Coming off the heels of Hispanic Heritage Month, I'm thinking about the particular call to action I face as a Mexican-American woman in this role.
There is a place for everyone in our efforts -- I am pleased that 39 percent of our incoming Teach For America corps identify as people of color, but ethnicity neither limits nor defines our work to ensure every child has access to an excellent education. It does, however, inform my perspective. I enter this fight thinking about childhood friends who didn't graduate. I enter this fight knowing my sons will face prejudice I can't protect them from. I enter this fight thinking about my mother, the smartest woman I've ever known, who prioritized education for my siblings and me despite having just an eighth grade formal education herself. Concepts of educational inequity are not statistics and data-sheets to me. I know the research and I know the numbers, but this work is about real people. It's about real life, real faces and real losses I've felt and seen.
It's also about real triumphs. Real victories and strengths. It's about people who defied every last stereotype the world threw at them, who got an education in spite of low expectations they faced. And in spite of the real challenges they faced growing up in economically disadvantaged conditions. This work is about people who rallied the richness of their culture and values to their advantage.
There is no single face of the Hispanic community. Quite literally, the label means "Spanish-speaking," encompassing a full 13 percent of our national population -- 17 percent if we expand the definition to those who come from Spanish-speaking countries, and projected at 31 percent by 2060. My family emigrated from Mexico, but I join those who hail from El Salvador and Uruguay this month. I join those who just moved to the States from Argentina, Spain or Belize. I join those whose roots reach back to the indigenous people of my home state of Texas.
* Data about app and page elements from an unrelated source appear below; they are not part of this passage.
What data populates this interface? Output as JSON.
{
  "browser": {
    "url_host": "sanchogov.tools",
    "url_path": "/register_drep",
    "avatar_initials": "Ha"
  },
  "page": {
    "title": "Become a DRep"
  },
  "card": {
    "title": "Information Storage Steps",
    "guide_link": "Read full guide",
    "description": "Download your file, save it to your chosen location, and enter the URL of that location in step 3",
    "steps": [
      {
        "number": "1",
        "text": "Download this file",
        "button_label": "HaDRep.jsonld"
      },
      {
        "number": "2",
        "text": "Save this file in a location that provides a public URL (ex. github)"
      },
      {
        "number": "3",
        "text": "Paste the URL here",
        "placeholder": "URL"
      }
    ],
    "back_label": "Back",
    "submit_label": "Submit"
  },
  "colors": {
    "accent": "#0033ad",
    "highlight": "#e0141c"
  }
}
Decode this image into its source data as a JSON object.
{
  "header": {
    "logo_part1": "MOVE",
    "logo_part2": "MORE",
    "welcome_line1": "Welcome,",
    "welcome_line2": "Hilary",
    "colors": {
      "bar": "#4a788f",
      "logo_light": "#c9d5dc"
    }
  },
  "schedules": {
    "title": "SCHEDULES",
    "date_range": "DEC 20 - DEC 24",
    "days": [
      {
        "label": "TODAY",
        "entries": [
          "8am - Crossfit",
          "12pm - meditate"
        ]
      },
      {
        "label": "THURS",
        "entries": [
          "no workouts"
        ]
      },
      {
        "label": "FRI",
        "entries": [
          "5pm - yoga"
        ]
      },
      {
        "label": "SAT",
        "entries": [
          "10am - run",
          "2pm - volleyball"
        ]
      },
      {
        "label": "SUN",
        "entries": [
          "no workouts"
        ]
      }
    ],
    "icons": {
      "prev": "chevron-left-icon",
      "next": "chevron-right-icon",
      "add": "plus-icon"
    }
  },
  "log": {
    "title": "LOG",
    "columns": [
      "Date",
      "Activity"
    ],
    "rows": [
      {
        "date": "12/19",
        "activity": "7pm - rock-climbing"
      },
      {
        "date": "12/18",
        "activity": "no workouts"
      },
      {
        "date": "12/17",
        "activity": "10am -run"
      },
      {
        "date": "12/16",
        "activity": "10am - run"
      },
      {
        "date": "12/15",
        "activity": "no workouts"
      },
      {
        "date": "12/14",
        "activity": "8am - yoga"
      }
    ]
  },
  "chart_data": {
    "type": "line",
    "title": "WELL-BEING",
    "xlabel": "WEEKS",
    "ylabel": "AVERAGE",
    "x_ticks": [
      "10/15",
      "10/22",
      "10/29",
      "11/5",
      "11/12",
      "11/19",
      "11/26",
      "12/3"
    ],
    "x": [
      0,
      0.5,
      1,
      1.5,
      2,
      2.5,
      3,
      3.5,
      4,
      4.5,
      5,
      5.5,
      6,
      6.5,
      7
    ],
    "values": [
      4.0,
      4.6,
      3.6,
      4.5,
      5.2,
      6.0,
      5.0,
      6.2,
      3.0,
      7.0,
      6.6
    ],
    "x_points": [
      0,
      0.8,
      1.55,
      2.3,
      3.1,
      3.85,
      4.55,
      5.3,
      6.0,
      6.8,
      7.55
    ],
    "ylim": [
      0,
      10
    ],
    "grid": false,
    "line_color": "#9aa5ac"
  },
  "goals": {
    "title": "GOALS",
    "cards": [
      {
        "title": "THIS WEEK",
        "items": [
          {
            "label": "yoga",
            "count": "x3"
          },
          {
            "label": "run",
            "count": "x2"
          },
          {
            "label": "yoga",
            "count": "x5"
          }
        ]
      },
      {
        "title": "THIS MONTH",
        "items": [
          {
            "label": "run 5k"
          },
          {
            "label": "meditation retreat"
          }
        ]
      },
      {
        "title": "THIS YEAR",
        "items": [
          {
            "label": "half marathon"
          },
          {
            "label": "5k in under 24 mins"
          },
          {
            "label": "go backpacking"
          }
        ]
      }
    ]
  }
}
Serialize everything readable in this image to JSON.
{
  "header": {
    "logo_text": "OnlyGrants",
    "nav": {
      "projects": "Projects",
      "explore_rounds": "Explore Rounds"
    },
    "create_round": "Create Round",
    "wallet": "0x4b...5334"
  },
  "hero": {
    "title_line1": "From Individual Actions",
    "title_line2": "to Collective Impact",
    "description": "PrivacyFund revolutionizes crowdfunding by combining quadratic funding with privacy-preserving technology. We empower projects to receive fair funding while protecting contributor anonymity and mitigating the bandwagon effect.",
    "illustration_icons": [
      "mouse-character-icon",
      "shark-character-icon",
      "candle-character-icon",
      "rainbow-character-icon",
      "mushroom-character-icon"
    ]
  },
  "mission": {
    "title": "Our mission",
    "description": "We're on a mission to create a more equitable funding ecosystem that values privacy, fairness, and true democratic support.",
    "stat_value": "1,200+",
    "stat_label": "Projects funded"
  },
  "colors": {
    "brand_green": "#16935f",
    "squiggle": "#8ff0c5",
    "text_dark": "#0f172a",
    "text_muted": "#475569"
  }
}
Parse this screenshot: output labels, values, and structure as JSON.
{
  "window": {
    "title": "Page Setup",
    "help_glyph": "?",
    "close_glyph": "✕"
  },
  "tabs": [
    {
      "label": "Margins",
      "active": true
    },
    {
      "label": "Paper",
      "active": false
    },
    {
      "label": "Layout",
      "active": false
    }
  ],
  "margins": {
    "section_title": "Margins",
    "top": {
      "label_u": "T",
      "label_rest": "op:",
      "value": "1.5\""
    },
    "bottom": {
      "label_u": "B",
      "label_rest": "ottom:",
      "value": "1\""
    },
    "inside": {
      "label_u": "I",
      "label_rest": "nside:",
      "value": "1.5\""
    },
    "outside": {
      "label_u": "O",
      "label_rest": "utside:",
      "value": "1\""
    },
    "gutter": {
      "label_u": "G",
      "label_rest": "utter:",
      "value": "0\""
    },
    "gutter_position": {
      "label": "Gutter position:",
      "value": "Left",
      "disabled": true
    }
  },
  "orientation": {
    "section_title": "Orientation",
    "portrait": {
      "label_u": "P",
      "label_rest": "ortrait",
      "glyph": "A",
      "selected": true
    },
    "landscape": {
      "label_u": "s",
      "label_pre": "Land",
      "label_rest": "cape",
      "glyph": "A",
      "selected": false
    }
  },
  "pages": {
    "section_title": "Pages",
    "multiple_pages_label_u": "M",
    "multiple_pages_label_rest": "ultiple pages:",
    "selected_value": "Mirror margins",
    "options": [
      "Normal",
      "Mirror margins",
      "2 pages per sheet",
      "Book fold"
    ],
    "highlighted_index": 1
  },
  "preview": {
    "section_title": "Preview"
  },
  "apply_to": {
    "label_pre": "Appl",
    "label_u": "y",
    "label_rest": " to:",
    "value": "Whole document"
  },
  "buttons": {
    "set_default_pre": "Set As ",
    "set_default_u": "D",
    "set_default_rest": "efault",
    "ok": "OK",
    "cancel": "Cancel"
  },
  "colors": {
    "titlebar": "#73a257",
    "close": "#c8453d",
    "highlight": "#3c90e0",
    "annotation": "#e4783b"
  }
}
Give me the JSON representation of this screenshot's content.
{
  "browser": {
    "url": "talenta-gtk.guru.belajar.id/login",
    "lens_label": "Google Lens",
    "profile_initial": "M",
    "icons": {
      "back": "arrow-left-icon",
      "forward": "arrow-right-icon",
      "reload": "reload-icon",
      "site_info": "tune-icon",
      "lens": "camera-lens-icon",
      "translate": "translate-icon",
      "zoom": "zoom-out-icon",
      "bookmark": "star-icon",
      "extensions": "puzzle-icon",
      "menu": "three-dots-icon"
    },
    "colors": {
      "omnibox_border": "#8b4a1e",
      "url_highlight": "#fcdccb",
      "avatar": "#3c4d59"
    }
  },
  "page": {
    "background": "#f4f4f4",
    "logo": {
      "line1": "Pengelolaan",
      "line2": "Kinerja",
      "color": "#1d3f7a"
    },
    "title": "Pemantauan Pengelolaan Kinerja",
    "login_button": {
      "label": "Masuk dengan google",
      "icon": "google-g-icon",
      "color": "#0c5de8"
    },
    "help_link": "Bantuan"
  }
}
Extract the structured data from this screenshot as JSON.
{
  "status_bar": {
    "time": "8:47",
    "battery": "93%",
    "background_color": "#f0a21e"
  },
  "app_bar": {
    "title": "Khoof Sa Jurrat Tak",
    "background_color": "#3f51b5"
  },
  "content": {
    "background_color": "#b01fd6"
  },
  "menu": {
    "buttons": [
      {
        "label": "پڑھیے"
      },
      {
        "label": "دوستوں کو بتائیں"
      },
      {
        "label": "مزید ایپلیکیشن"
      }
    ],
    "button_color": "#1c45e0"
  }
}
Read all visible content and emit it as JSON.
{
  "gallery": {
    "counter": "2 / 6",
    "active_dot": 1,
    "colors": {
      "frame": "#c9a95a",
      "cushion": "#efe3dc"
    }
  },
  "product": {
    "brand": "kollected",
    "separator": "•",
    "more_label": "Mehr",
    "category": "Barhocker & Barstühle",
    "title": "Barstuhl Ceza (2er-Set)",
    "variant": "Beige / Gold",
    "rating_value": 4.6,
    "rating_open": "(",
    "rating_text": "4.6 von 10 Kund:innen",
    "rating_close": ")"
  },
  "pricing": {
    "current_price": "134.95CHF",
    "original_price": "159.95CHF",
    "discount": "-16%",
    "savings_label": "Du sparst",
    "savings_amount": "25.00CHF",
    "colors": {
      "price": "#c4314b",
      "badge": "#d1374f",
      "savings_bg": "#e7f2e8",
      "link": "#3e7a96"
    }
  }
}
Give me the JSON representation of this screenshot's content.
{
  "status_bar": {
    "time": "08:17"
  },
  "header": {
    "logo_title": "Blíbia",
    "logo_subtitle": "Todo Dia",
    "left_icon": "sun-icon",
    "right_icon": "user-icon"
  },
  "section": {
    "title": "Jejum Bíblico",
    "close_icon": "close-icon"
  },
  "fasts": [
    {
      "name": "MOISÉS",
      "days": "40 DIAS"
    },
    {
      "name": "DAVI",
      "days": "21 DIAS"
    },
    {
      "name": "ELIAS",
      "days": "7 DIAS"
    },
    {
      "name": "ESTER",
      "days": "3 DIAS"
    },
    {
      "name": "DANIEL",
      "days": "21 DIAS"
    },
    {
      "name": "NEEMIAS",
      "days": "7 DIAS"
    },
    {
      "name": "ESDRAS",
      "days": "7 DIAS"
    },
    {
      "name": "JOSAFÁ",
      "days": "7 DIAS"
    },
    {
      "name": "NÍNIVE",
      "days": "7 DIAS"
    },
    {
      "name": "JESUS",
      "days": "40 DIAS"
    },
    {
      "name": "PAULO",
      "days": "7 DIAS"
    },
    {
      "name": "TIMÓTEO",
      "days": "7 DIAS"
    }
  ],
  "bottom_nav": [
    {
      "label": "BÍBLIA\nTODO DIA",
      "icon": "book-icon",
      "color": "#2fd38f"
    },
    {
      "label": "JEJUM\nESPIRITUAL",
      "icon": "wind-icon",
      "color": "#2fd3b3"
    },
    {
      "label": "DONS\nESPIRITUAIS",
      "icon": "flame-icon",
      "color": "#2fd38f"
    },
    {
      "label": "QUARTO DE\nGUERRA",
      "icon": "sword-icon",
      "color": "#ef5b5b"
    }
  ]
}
We are diverse and we are many -- with ancestry in countless communities worldwide.
Within this diversity, though, many Spanish-speakers share a variation of the phrase "my little son" or "my little daughter" -- mijito and mijita, respectively. My mentor teacher, Ms. Figueroa, called every last one of her students by these names -- they weren't related to her by blood, but they were her family nevertheless. I taught my first-graders by her example. Ms. Figueroa's class was excellent for her children -- she had to be. I did my best to follow her lead.
Now that I'm a mother, I think back to the way Ms. Figueroa referred to her class. She held her students to such high standards because they were her own, and they deserved nothing less. The measure of whether or not a school is good enough, perhaps, is whether or not it's good enough for our very own children. When I see a school, I wonder about my three boys -- would Malcolm be loved here? Would Marshall's race and ethnicity be celebrated here? Would Langston be held to the highest of expectations every day? I wonder if it's a place where each of my sons can thrive and meet their full potential.
What parent doesn't have these questions? What grandparent doesn't want their mijito or mijita at a school that's safe, and challenging, and kind?
Every child deserves access to an education that will lead to empowerment, access and true freedom in our nation. This is the reality we must work for -- because today, too many Latino children walk through metal detectors at the door and face fights in the hallway. Too many Hispanic high school students drop out because their classwork doesn't meet their needs. Too few make it to college because they didn't have the guidance they needed to apply, or the skills, mentorship and supports to graduate if they do indeed arrive. That's unjust for a country that strives to be a land of opportunity for all.
So today, that's my call to action. That's what drives me. We must see our national family like Ms. Figueroa saw her class -- every child deserves what we'd want for our very own.